Is Covid 19 a barder event?
The question ‘’is Covid 19 a barder event?’’ is one that a lot of people want to know the answer to as if coronavirus is a barder event then the family court may make an order to change the capital elements of the financial court order such as:
The amount of any lump sum payment
The percentage of a pension sharing order
The amount received on the sale or transfer of the family home
The asset distribution so instead of you, for example, keeping all the shares in your investment portfolio or all the shares in the family business, you each get a share of the illiquid assets that can't easily be sold (such as shares that have plummeted in value or a family business that is now worth very little in comparison to its value at the time that the financial court order was made) and a share of what are called the ‘’copper bottomed assets’’ such as cash or gold.
For an event to be classed as a ‘’barder event’’ it has to be an unforeseen event that invalidates the fundamental assumption on which the financial court order was based, and the event has to take place relatively soon after the financial court order was made.
The court has previously said that if a husband, wife or civil partner didn’t want to spread the risk and get a share of the illiquid and the copper bottom assets but instead put their faith in their business or share portfolio outperforming the value of cash or the equity in the family home then a fall in share prices or a fall in the value of a family business isn’t a barder event because falls in assets values are foreseeable.

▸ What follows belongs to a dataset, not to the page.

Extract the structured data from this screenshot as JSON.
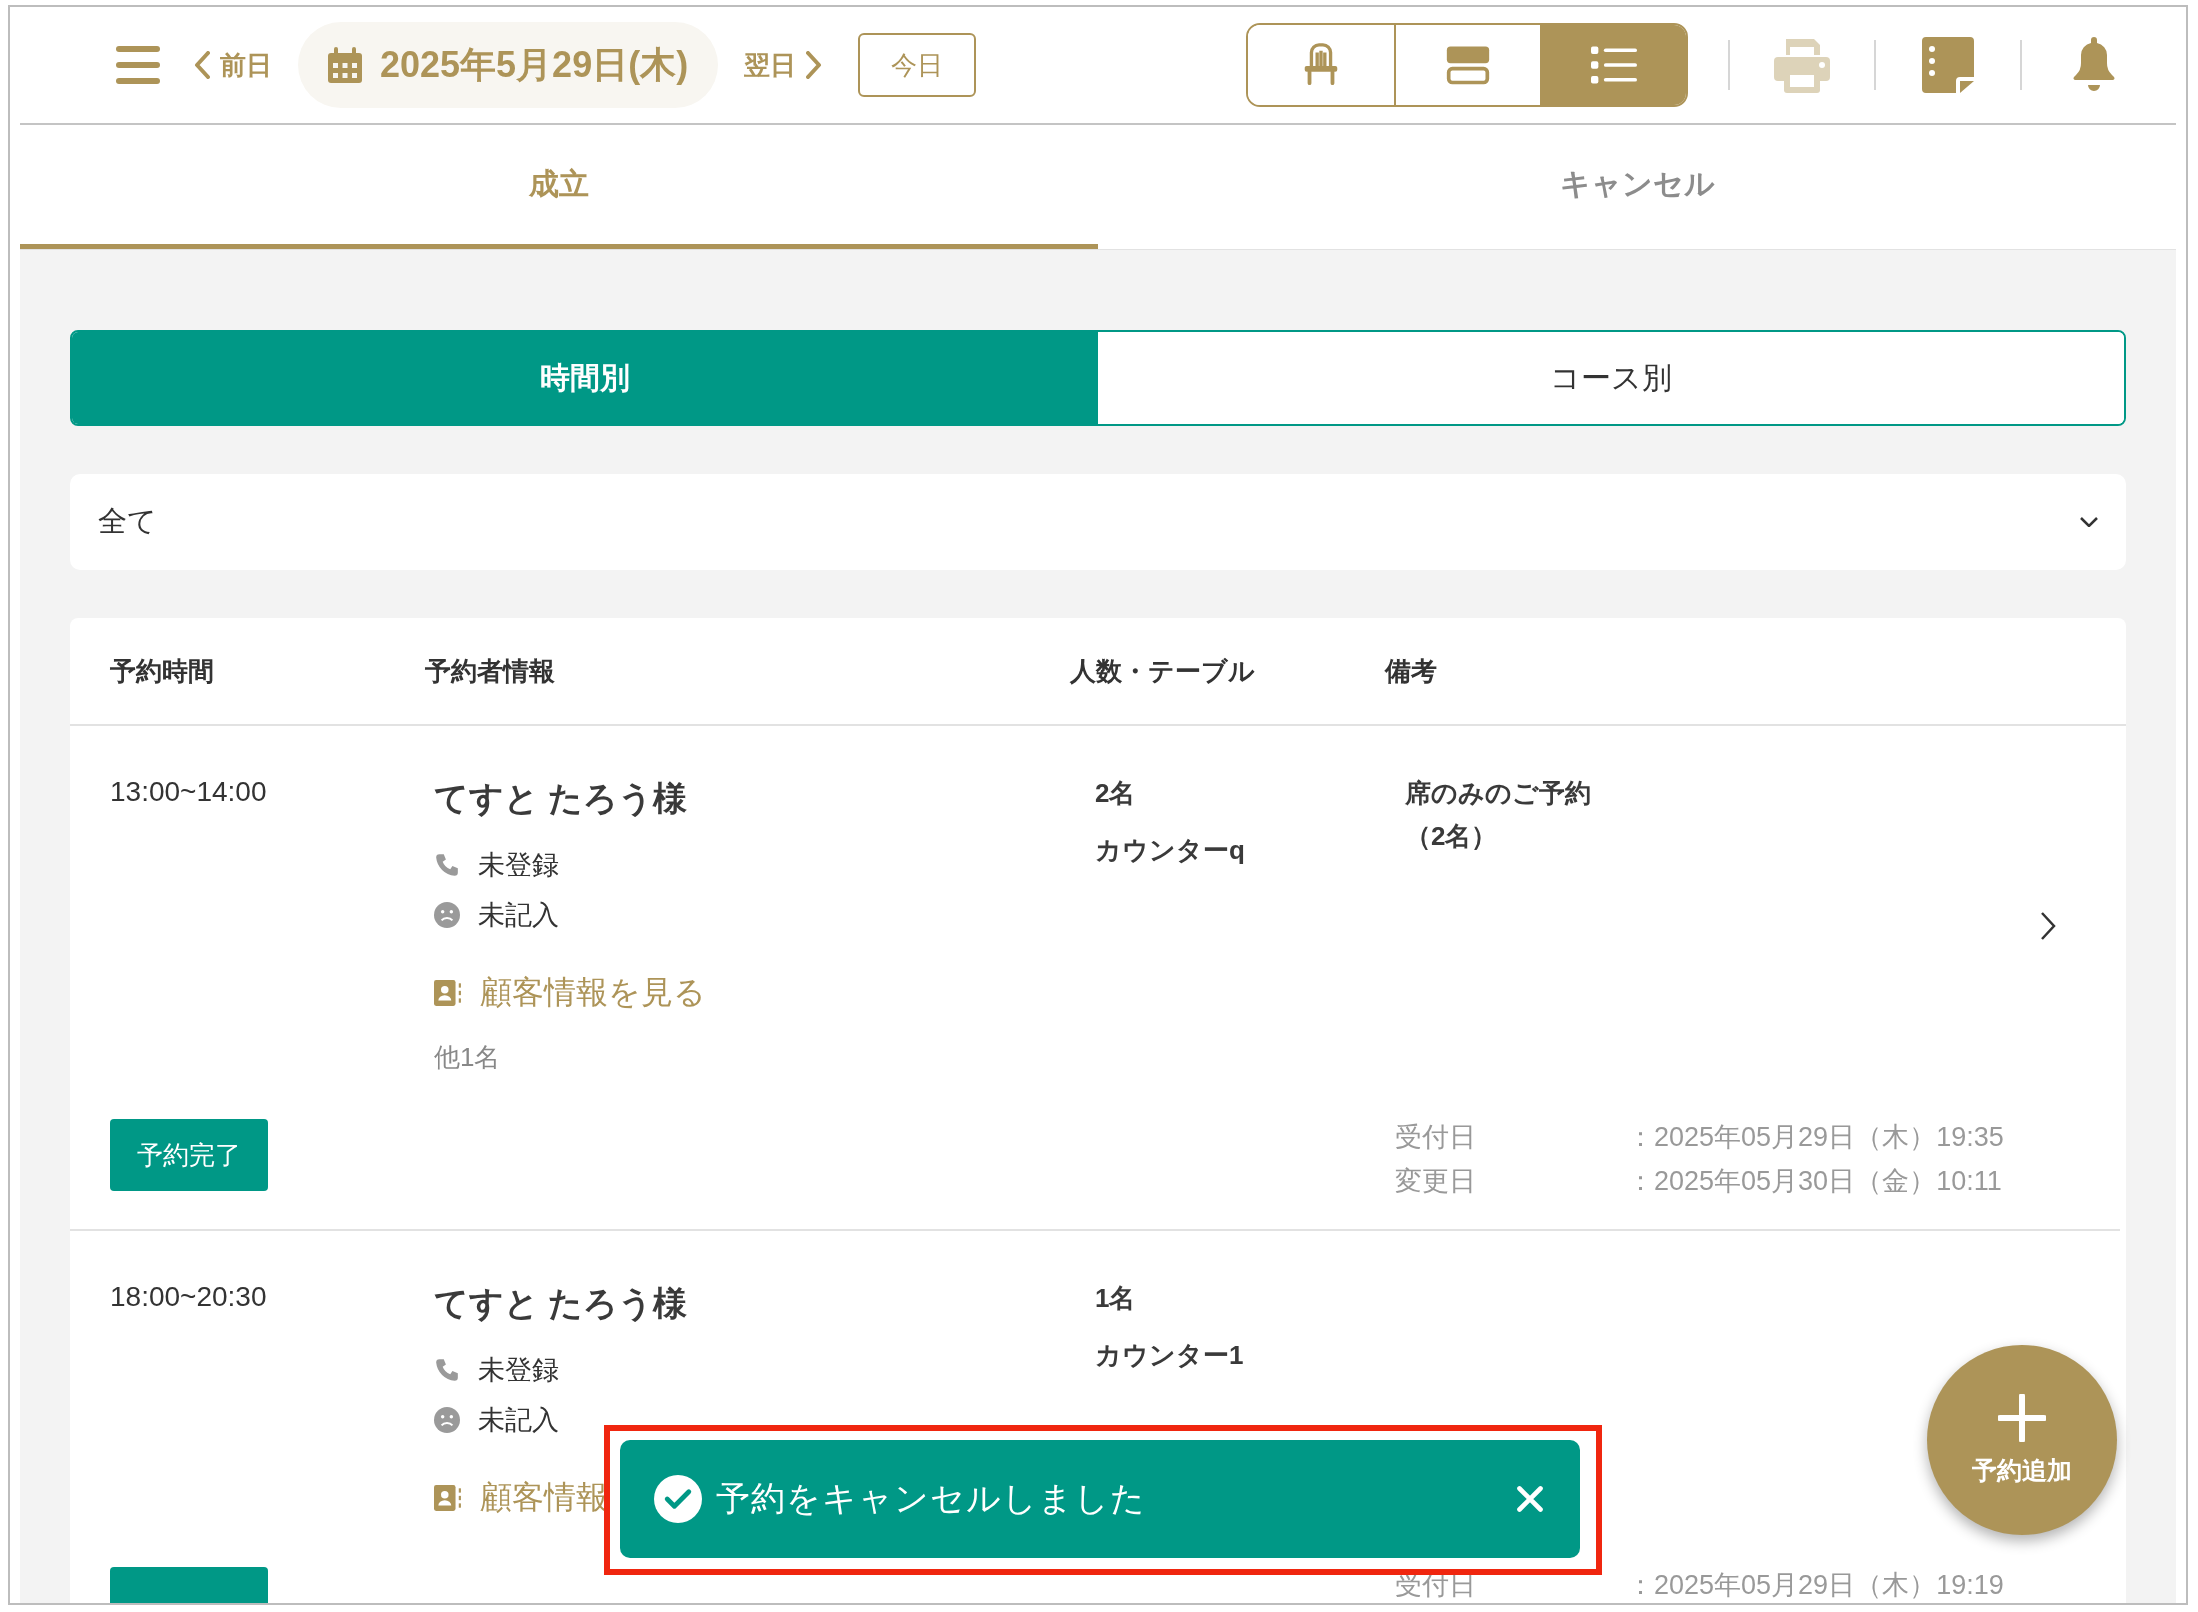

By way of example, in 2008, the Court of Appeal said the global financial crisis and market crash was not an unforeseen event. However, some economists are predicting that the financial impact of Covid 19 will be far more extreme than the 2008 stock market falls. Therefore COVID-19 may potentially be treated as a barder event depending on the circumstances that led to the financial court order.
Remember, that if you want to reopen a financial court order then one of the criteria to a successful barder application is the timing of your court application. You can't just leave matters and wait until you feel like trying to reopen your financial court order. Therefore, if you think that you may be able to bring a barder event claim it is best to take legal advice as soon as you can. Don’t wait until the end of the coronavirus lockdown as many family law solicitors are able to give advice through video conferencing, Skype or telephone appointments.
Online family law services
The specialist family lawyers at OTS Solicitors have lots of experience of working remotely using the latest secure technology. If you need advice on whether you can change a financial settlement made prior to the coronavirus outbreak , need help with a separation or divorce or need advice on any other aspect of family law call OTS Solicitors on 0203 959 9123 or complete our online enquiry form. We will set up a video conference, Skype or telephone appointment for you with a friendly and experienced family law solicitor.